The Miller v Allstate Decision

In Miller, the underlying Plaintiff was injured in an automobile accident and sought physical therapy treatment under the Michigan No-fault Act. The Defendant insurance company argued that the corporation which actually provided treatment was not incorporated under the MSPCA. Therefore, the Insurance Company argued that it was not required to pay for the treatment due to the provider’s improper corporate status, since the treatment was not “lawfully rendered” such that it qualified for payment under the Michigan No-fault Act.

In its opinion, the Court examined the language of the MBCA which provides: “A corporation may be formed under this act for any lawful purpose, except to engage in a business for which a corporation may be formed under any other statute of this state unless that statute permits formation under this act.” It is apparent that a physical therapist could incorporate under the MPSCA. Since there is no provision in the MPSCA that permits incorporation under the MBCA, the Court concluded that the therapist must incorporate under the auspices of the MPSCA. The physical therapist was therefore improperly incorporated under the MBCA.

Application to the Design Professional

The MSPCA sets out those professions to which it applies, in its definition section. That section provides; “Professional service means a type of personal service to the public that requires as a condition precedent to the rendering of the service the obtaining of a license or other legal authorization. Professional service includes, but is not limited to, services rendered by . . . architects, professional engineers, land surveyors . . .” There can be no doubt that the MPSCA applies to the design professional.

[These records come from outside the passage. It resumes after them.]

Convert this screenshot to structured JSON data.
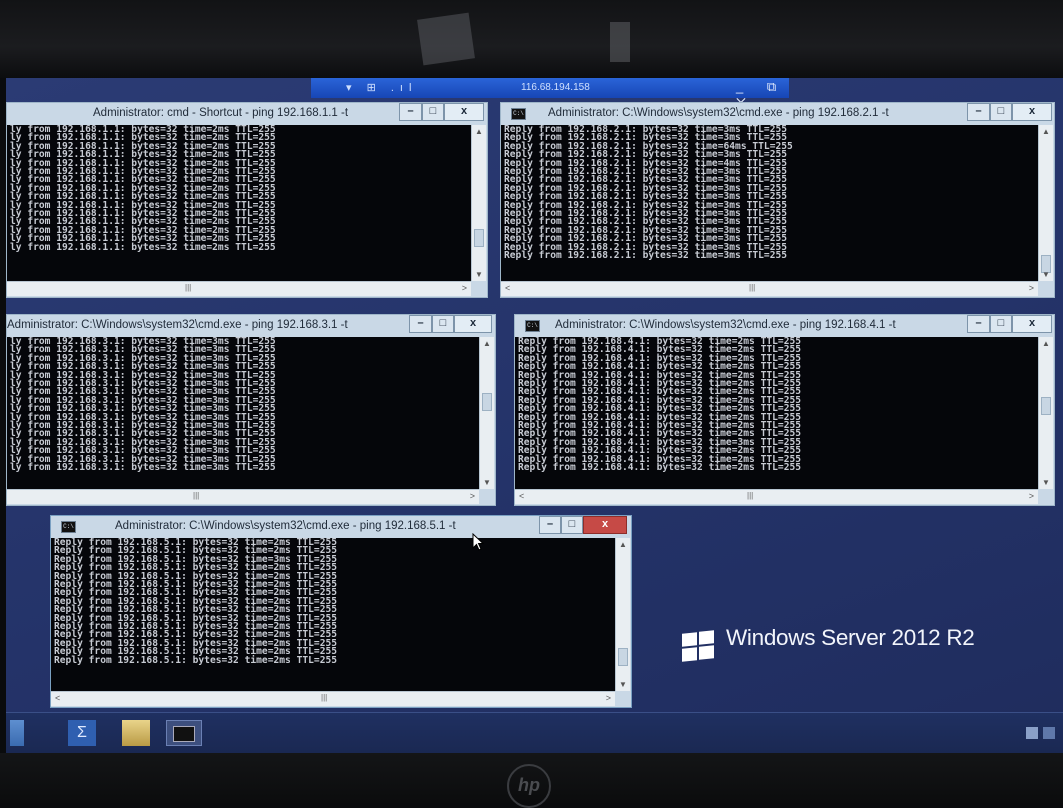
{
  "rdp_bar": {
    "pin_icons": "▾ ⊞ .ıl",
    "host": "116.68.194.158",
    "controls": "_ ⧉ ✕"
  },
  "windows": [
    {
      "title": "Administrator: cmd - Shortcut - ping  192.168.1.1 -t",
      "lines": [
        "ly from 192.168.1.1: bytes=32 time=2ms TTL=255",
        "ly from 192.168.1.1: bytes=32 time=2ms TTL=255",
        "ly from 192.168.1.1: bytes=32 time=2ms TTL=255",
        "ly from 192.168.1.1: bytes=32 time=2ms TTL=255",
        "ly from 192.168.1.1: bytes=32 time=2ms TTL=255",
        "ly from 192.168.1.1: bytes=32 time=2ms TTL=255",
        "ly from 192.168.1.1: bytes=32 time=2ms TTL=255",
        "ly from 192.168.1.1: bytes=32 time=2ms TTL=255",
        "ly from 192.168.1.1: bytes=32 time=2ms TTL=255",
        "ly from 192.168.1.1: bytes=32 time=2ms TTL=255",
        "ly from 192.168.1.1: bytes=32 time=2ms TTL=255",
        "ly from 192.168.1.1: bytes=32 time=2ms TTL=255",
        "ly from 192.168.1.1: bytes=32 time=2ms TTL=255",
        "ly from 192.168.1.1: bytes=32 time=2ms TTL=255",
        "ly from 192.168.1.1: bytes=32 time=2ms TTL=255"
      ]
    },
    {
      "title": "Administrator: C:\\Windows\\system32\\cmd.exe - ping  192.168.2.1 -t",
      "lines": [
        "Reply from 192.168.2.1: bytes=32 time=3ms TTL=255",
        "Reply from 192.168.2.1: bytes=32 time=3ms TTL=255",
        "Reply from 192.168.2.1: bytes=32 time=64ms TTL=255",
        "Reply from 192.168.2.1: bytes=32 time=3ms TTL=255",
        "Reply from 192.168.2.1: bytes=32 time=4ms TTL=255",
        "Reply from 192.168.2.1: bytes=32 time=3ms TTL=255",
        "Reply from 192.168.2.1: bytes=32 time=3ms TTL=255",
        "Reply from 192.168.2.1: bytes=32 time=3ms TTL=255",
        "Reply from 192.168.2.1: bytes=32 time=3ms TTL=255",
        "Reply from 192.168.2.1: bytes=32 time=3ms TTL=255",
        "Reply from 192.168.2.1: bytes=32 time=3ms TTL=255",
        "Reply from 192.168.2.1: bytes=32 time=3ms TTL=255",
        "Reply from 192.168.2.1: bytes=32 time=3ms TTL=255",
        "Reply from 192.168.2.1: bytes=32 time=3ms TTL=255",
        "Reply from 192.168.2.1: bytes=32 time=3ms TTL=255",
        "Reply from 192.168.2.1: bytes=32 time=3ms TTL=255"
      ]
    },
    {
      "title": "Administrator: C:\\Windows\\system32\\cmd.exe - ping  192.168.3.1 -t",
      "lines": [
        "ly from 192.168.3.1: bytes=32 time=3ms TTL=255",
        "ly from 192.168.3.1: bytes=32 time=3ms TTL=255",
        "ly from 192.168.3.1: bytes=32 time=3ms TTL=255",
        "ly from 192.168.3.1: bytes=32 time=3ms TTL=255",
        "ly from 192.168.3.1: bytes=32 time=3ms TTL=255",
        "ly from 192.168.3.1: bytes=32 time=3ms TTL=255",
        "ly from 192.168.3.1: bytes=32 time=3ms TTL=255",
        "ly from 192.168.3.1: bytes=32 time=3ms TTL=255",
        "ly from 192.168.3.1: bytes=32 time=3ms TTL=255",
        "ly from 192.168.3.1: bytes=32 time=3ms TTL=255",
        "ly from 192.168.3.1: bytes=32 time=3ms TTL=255",
        "ly from 192.168.3.1: bytes=32 time=3ms TTL=255",
        "ly from 192.168.3.1: bytes=32 time=3ms TTL=255",
        "ly from 192.168.3.1: bytes=32 time=3ms TTL=255",
        "ly from 192.168.3.1: bytes=32 time=3ms TTL=255",
        "ly from 192.168.3.1: bytes=32 time=3ms TTL=255"
      ]
    },
    {
      "title": "Administrator: C:\\Windows\\system32\\cmd.exe - ping  192.168.4.1 -t",
      "lines": [
        "Reply from 192.168.4.1: bytes=32 time=2ms TTL=255",
        "Reply from 192.168.4.1: bytes=32 time=2ms TTL=255",
        "Reply from 192.168.4.1: bytes=32 time=2ms TTL=255",
        "Reply from 192.168.4.1: bytes=32 time=2ms TTL=255",
        "Reply from 192.168.4.1: bytes=32 time=2ms TTL=255",
        "Reply from 192.168.4.1: bytes=32 time=2ms TTL=255",
        "Reply from 192.168.4.1: bytes=32 time=2ms TTL=255",
        "Reply from 192.168.4.1: bytes=32 time=2ms TTL=255",
        "Reply from 192.168.4.1: bytes=32 time=2ms TTL=255",
        "Reply from 192.168.4.1: bytes=32 time=2ms TTL=255",
        "Reply from 192.168.4.1: bytes=32 time=2ms TTL=255",
        "Reply from 192.168.4.1: bytes=32 time=2ms TTL=255",
        "Reply from 192.168.4.1: bytes=32 time=3ms TTL=255",
        "Reply from 192.168.4.1: bytes=32 time=2ms TTL=255",
        "Reply from 192.168.4.1: bytes=32 time=2ms TTL=255",
        "Reply from 192.168.4.1: bytes=32 time=2ms TTL=255"
      ]
    },
    {
      "title": "Administrator: C:\\Windows\\system32\\cmd.exe - ping  192.168.5.1 -t",
      "lines": [
        "Reply from 192.168.5.1: bytes=32 time=2ms TTL=255",
        "Reply from 192.168.5.1: bytes=32 time=2ms TTL=255",
        "Reply from 192.168.5.1: bytes=32 time=3ms TTL=255",
        "Reply from 192.168.5.1: bytes=32 time=2ms TTL=255",
        "Reply from 192.168.5.1: bytes=32 time=2ms TTL=255",
        "Reply from 192.168.5.1: bytes=32 time=2ms TTL=255",
        "Reply from 192.168.5.1: bytes=32 time=2ms TTL=255",
        "Reply from 192.168.5.1: bytes=32 time=2ms TTL=255",
        "Reply from 192.168.5.1: bytes=32 time=2ms TTL=255",
        "Reply from 192.168.5.1: bytes=32 time=2ms TTL=255",
        "Reply from 192.168.5.1: bytes=32 time=2ms TTL=255",
        "Reply from 192.168.5.1: bytes=32 time=2ms TTL=255",
        "Reply from 192.168.5.1: bytes=32 time=2ms TTL=255",
        "Reply from 192.168.5.1: bytes=32 time=2ms TTL=255",
        "Reply from 192.168.5.1: bytes=32 time=2ms TTL=255"
      ]
    }
  ],
  "window_buttons": {
    "minimize": "–",
    "maximize": "□",
    "close": "x"
  },
  "branding": {
    "text": "Windows Server 2012 R2"
  },
  "taskbar": {
    "items": [
      "server-manager-icon",
      "powershell-icon",
      "file-explorer-icon",
      "command-prompt-icon"
    ],
    "tray": [
      "network-icon",
      "language-icon"
    ]
  },
  "colors": {
    "desktop": "#243369",
    "console_bg": "#05060a",
    "console_text": "#c7cbd3",
    "window_chrome": "#c9d8e6",
    "close_active": "#c64a46"
  },
  "bezel": {
    "hp_logo": "hp"
  }
}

As there is no language permitting the design professional to incorporate under the MBCA, the Miller approach requires the design professional to incorporate under the MPSCA, and only the MPSCA. Under Miller, incorporating under the MBCA would be improper. Although the June 26, 1968 Attorney General’s opinion would suggest otherwise, AG opinions are advisory only and have no binding effect. As that opinion is now at odds with the express ruling in Miller, it has no further meaning or effect.

Effect of the Miller v Allstate Decision

Since Miller is an interpretation of law, it would be given full retroactive effect unless the Court included language in the opinion that provides otherwise. The Miller decision contains no language limiting its effect. Full retroactive effect must therefore be presumed.

It is apparent that, from this point forward, all new design professional businesses must incorporate under the MPSCA. In addition, given retroactive effect, the Miller decision means that all design professional businesses that were incorporated any time after the MPSCA took effect on March 28, 1963, which were not incorporated under the MPSCA, may see their structure called into question. Since all of the stock of a business incorporated under the MPSCA must be held by persons licensed to practice the profession in which the corporation engages, that would also mean that all design professional firms incorporated on or after March 28, 1963 should review not only their corporate structure but the manner in which their stock is held to ensure compliance with the law.

For More Information

Since the facts of each case are unique, this update cannot be taken as legal advice. For more information on how the Miller decision might affect your business, please feel free to call one of our attorneys: Thomas M. Keranen, PE, Frederick F. Butters, FAIA, Gary D. Quesada, Hon. Aff. AIA., Raymond J. O’Dea, Jeffery M. Gallant, Peter J. Cavanaugh, or Michael S. Burink.

1 comment:

David Mitchell said...

Miller v Allstate has been overturned! Allstate never had standing in the case.